MONDAY MAR 04, 2024
×
Search AeroXplorer
The Boneyard: Where Planes Go to Die?

The Boneyard: Where Planes Go to Die?

BY FRANCO GROBLER 12/01/2023 AGO 0 COMMENTS

Plane boneyards, also known as aircraft graveyards, are massive landscapes littered with once-mighty planes that are now mere skeletons of their past. But this process is of utmost importance to the aviation industry. 

 

Abandoned military aircraft at Davis Monthan Air Force Base | Photo: Visit Tuscon

 

Let's Dive into The History

 

We must travel back to 1946, to Davis-Monthan Air Force Base in Arizona, to learn about these famous boneyards. After World War II, the first official boneyard, a surplus of military aircraft, needed a resting place. More than 600 B-29 Superfortresses and 200 C-47 Skytrains were stored at Davis-Monthan. While some were preserved and sent into action during the Korean War, others unfortunately didn't have the same fate, being scraped for parts. 

 

Photo: AeroXplorer | Peter Cuthbert

 

Davis-Monthan remains one of the biggest yards, housing over 4,400 retired aircraft. Over the decades, other boneyards sprouted up in dry, remote locations, like the Mojave Air & Space Port in California and the Alice Springs Airport in Australia, each with its unique collection of aircraft.

 



ADVERTISEMENT • REMOVE ALL ADS

 

What are they Actually?

 

While they sound like a place for planes to rest and never return, they play a crucial role in the aviation industry. 

 

Storage

 

Airlines and manufacturers often store aircraft in "boneyards" when not currently used. This allows for cost-effective storage if the planes must be reintroduced into service. 

 

Abandoned aircraft in Australia | Photo: Stefan Drury

 

Parts

 

While the plane itself might not fly again, its spirit definitely will. These retired planes have still-usable parts, landing gears, engines, avionics, and many more. Technicians disassemble these planes, trying to salvage as much as they can. This provides a great way to maintain still-active airplanes and keep them flying longer. 

 



ADVERTISEMENT • REMOVE ALL ADS

 

A little joke for the crowd. "What do you call a plane that can't fly anymore? Grounded." 

 

Photo: AeroXplorer | Cooper Palubeski

 

A Legacy That Endures

 

While plane boneyards may seem like places where dreams go to die, they are also testaments to human inventiveness and the enduring spirit of aviation. These silent giants remind us of their incredible journeys and their impact on the world. And who knows, some of these planes may yet take to the skies again, carrying new dreams and adventures into the blue.

 

Abandoned aircraft in Tuscon, Arizona | Photo: Library of Congress

 

So next time you see a picture of a plane boneyard, remember it's not just a graveyard.
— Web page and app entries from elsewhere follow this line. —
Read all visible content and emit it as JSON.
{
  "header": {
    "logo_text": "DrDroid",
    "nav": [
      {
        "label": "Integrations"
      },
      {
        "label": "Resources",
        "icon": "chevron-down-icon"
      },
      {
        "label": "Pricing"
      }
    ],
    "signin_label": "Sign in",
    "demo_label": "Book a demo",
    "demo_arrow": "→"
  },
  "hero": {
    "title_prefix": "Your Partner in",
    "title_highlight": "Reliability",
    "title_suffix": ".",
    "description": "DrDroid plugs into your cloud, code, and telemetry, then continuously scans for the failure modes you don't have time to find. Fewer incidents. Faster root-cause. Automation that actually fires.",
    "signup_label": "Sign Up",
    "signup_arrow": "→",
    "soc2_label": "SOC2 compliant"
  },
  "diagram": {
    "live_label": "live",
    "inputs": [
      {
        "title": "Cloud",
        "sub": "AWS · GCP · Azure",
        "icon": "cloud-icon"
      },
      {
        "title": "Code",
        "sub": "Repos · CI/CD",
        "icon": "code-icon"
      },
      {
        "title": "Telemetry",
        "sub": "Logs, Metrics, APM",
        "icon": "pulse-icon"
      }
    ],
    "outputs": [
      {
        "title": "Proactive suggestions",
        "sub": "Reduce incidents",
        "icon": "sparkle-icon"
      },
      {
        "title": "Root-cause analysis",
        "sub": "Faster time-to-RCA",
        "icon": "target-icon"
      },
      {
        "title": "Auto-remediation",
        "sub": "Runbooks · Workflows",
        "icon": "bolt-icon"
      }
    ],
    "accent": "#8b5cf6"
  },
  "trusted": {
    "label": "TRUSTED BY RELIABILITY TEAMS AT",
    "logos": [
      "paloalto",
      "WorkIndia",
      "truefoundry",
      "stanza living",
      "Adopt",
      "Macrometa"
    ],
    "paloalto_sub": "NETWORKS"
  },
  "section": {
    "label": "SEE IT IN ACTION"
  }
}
It's a place where history sleeps, resources are recycled, and dreams sometimes get a second chance to take flight.

 



ADVERTISEMENT • REMOVE ALL ADS

 

 AeroXplorer is on Telegram! Subscribe to the AeroXplorer Telegram Channel to receive aviation news updates as soon as they are released. View Channel 
Franco Grobler
Passionate aviation enthusiast from South Africa dedicated to bringing you articles on the latest aviation news, I aim to inspire and inform. I am set on embarking pilot training in 2024 to soar to new heights in the aviation world.

Comments (0)

Add Your Comment

SHARE

TAGS

INFORMATIONAL History Arizona Aircraft Parts Retired Military Air Force Abandoned

RECENTLY PUBLISHED

Mexicana de Aviación Switches to Embraer After Airline Ditches Boeing Order for Faster Launch In February, Mexicana de Aviación, a revived Mexican state-owned airliner, announced the order of ten Embraer jets slated for a May 2025 delivery. The switch to Embraer is unexpected, as initial partnerships were confirmed with Boeing, indicating the purchase of some 737s. NEWS READ MORE »
Neste’s Innovative Solution Will Reduce Companies’ Business Travel Emissions by Up to 80% Finnish refining company Neste introduced a new solution to help companies reduce their aviation emissions by purchasing sustainable aviation fuel (SAF). Neste Impact allows businesses to report carbon dioxide emissions reductions that align with their sustainability targets. NEWS READ MORE »
How Does Essential Air Service Benefit Small and Isolated Communities? The Essential Air Service program was implemented to guarantee that small communities served by certified air carriers before airline deregulation maintained a minimal level of scheduled air service. INFORMATIONAL READ MORE »


SHOP

$2999
NEW!AeroXplorer Aviation Sweater Use code AVGEEK for 10% off! BUY NOW

FOLLOW US ONLINE